I love animated movies. Always have. They have the ability to do much more, to be more creative, than live-action movies, because of the simple fact that they aren't tethered to reality in any way shape or form. This week I wanted to shine a light on some lesser-known films that should be just as beloved as any Disney or Pixar classic.
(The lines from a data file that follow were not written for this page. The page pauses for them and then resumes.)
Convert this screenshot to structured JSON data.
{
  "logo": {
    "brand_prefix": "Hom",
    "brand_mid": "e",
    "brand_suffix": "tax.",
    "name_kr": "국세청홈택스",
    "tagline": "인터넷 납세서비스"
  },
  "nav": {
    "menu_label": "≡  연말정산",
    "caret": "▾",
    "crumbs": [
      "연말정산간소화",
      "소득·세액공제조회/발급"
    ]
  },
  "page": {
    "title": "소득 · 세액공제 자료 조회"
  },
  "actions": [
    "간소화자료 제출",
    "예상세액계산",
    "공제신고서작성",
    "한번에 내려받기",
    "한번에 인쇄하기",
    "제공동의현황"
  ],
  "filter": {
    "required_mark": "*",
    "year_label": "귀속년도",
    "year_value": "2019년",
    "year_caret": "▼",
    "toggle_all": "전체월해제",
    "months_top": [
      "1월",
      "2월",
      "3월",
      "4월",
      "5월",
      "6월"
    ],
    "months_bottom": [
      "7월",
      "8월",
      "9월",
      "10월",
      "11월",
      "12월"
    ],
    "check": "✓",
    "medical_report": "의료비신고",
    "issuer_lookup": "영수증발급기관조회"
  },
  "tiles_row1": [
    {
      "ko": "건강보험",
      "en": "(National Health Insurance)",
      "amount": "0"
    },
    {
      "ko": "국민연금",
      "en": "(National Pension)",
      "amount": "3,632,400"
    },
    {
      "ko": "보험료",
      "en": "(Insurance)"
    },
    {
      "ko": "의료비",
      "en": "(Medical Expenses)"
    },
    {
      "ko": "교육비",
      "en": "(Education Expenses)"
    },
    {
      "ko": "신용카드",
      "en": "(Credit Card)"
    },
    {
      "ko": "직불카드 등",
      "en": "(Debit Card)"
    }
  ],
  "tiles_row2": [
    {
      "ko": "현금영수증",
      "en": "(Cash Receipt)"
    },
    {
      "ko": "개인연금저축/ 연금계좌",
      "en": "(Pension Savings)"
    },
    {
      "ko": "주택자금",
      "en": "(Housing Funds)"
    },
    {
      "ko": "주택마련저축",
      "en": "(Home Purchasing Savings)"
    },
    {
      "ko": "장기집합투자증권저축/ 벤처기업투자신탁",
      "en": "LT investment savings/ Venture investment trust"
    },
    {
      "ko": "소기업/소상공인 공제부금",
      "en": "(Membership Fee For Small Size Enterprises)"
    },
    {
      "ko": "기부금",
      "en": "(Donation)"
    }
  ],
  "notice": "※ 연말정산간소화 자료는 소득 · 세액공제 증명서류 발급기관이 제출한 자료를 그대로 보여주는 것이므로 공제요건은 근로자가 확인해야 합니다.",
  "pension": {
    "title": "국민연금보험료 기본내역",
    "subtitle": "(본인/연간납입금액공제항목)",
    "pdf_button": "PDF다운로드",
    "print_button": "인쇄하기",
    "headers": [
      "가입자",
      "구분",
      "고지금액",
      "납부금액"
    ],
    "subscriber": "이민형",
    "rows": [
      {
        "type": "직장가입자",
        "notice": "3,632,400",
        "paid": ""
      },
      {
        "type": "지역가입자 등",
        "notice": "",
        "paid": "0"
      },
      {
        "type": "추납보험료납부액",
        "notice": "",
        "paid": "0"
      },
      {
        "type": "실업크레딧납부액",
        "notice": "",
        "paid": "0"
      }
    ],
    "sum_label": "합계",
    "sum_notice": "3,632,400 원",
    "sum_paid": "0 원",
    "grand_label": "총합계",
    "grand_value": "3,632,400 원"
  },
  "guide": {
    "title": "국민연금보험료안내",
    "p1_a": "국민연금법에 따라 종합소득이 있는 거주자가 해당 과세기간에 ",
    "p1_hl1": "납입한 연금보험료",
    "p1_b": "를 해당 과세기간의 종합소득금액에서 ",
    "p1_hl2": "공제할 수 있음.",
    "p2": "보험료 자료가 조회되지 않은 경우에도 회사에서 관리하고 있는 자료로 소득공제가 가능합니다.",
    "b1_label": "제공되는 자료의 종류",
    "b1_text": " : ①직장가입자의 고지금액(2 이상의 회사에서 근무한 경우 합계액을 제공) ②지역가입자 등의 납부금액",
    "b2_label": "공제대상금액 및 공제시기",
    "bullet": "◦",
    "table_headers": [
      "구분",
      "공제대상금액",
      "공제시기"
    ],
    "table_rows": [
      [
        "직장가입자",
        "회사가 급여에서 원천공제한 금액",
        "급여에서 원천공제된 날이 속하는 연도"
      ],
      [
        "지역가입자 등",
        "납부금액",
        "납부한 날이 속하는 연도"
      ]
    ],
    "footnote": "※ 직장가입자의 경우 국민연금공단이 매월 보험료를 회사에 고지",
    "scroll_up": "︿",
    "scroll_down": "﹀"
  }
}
Allegro Non Troppo (Bruno Bozzetto, 1976) This is kind of cheating a little, as there is a live-action "frame story" in this Italian parody of Disney's Fantasia. Bozzetto goes a little meta here, telling the story of an animator who comes up with what he thinks is an original idea (animation set to classical music), and finds out it's already been done by an American. But he decides to make his own version anyway, using an orchestra of old ladies. But the animated sequences are at the heart of the film, and they are each completely different and stunning in their own way. There's the ersatz evolution story set to Ravel's "Bolero", the exploration of mob mentality in Dvorak's "Slavonic Dance No. 7, Op. 46", and a version of the Adam and Eve story accompanied by Stravinsky's "Firebird". And then, my favorite, this sequence set to Sibelius's "Valse Triste". I dare you not to shed a tear.